Across the entries below, please work out how many lines contain the string "time" and give only the number.

Items from an interface collection
= = = =
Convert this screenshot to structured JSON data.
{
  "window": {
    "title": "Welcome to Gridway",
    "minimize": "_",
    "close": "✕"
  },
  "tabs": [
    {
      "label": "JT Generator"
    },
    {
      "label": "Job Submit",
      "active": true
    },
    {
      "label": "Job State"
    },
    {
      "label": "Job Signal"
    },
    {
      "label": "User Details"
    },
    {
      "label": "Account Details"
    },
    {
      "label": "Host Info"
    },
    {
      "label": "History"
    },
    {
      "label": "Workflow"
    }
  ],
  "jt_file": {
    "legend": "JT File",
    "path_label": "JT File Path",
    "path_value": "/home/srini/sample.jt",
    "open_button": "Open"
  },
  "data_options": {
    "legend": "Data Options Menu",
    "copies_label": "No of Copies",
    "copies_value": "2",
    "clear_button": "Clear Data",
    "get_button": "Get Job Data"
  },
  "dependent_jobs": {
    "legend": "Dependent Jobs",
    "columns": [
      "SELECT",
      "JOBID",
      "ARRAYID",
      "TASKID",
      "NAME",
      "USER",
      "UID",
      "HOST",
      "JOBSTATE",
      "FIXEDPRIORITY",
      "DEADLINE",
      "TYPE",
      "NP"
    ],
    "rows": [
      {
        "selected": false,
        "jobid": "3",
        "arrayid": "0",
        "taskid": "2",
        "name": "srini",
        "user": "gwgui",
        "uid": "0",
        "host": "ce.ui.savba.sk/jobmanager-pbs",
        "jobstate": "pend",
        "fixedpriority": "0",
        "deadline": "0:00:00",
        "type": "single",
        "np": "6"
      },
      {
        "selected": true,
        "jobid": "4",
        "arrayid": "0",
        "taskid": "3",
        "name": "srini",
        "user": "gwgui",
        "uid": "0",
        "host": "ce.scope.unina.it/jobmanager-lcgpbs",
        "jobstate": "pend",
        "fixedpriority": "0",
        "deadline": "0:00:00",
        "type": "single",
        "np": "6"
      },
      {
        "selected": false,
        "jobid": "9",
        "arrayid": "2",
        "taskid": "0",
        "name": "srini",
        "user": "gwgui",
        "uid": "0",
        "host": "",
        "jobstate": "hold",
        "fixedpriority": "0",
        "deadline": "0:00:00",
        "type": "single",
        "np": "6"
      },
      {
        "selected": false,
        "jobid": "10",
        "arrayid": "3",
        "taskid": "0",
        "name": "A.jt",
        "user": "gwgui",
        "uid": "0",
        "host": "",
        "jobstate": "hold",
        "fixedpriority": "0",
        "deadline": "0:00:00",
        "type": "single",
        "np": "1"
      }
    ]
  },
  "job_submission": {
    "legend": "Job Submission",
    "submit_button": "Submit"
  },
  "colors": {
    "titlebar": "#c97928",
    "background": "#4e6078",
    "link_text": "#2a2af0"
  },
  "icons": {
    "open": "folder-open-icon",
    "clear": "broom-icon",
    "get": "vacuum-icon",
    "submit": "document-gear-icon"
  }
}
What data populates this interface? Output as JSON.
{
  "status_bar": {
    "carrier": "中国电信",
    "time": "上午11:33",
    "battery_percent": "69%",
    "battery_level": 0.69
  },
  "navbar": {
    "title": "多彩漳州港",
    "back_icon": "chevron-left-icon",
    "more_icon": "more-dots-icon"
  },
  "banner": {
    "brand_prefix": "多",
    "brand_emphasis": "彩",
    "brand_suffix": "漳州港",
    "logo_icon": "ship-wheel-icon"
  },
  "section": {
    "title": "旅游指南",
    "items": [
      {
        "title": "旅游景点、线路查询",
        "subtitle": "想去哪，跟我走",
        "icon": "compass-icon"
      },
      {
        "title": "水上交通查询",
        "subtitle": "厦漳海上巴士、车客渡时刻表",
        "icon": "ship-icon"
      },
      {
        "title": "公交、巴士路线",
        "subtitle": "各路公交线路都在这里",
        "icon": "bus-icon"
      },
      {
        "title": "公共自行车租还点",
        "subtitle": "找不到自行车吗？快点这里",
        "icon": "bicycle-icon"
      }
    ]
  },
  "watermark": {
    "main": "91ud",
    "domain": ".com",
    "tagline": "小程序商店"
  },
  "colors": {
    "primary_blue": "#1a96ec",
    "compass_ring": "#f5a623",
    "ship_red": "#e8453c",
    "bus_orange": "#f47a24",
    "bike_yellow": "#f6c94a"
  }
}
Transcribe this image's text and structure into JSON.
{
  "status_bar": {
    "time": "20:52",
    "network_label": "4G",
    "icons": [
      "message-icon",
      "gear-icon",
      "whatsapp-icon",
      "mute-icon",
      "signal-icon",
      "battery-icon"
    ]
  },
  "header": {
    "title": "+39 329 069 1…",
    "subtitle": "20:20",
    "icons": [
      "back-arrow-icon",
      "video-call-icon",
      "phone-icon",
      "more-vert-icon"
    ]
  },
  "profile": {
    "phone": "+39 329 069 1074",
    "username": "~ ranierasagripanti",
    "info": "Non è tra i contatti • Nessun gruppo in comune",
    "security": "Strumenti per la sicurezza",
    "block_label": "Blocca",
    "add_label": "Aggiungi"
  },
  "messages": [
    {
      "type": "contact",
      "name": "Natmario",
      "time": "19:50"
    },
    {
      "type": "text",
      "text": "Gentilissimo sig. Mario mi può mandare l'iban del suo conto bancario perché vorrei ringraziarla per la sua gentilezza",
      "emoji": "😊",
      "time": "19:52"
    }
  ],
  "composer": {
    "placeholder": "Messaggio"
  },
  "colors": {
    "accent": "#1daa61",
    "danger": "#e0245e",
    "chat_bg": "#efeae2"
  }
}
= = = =
Response to the task » 4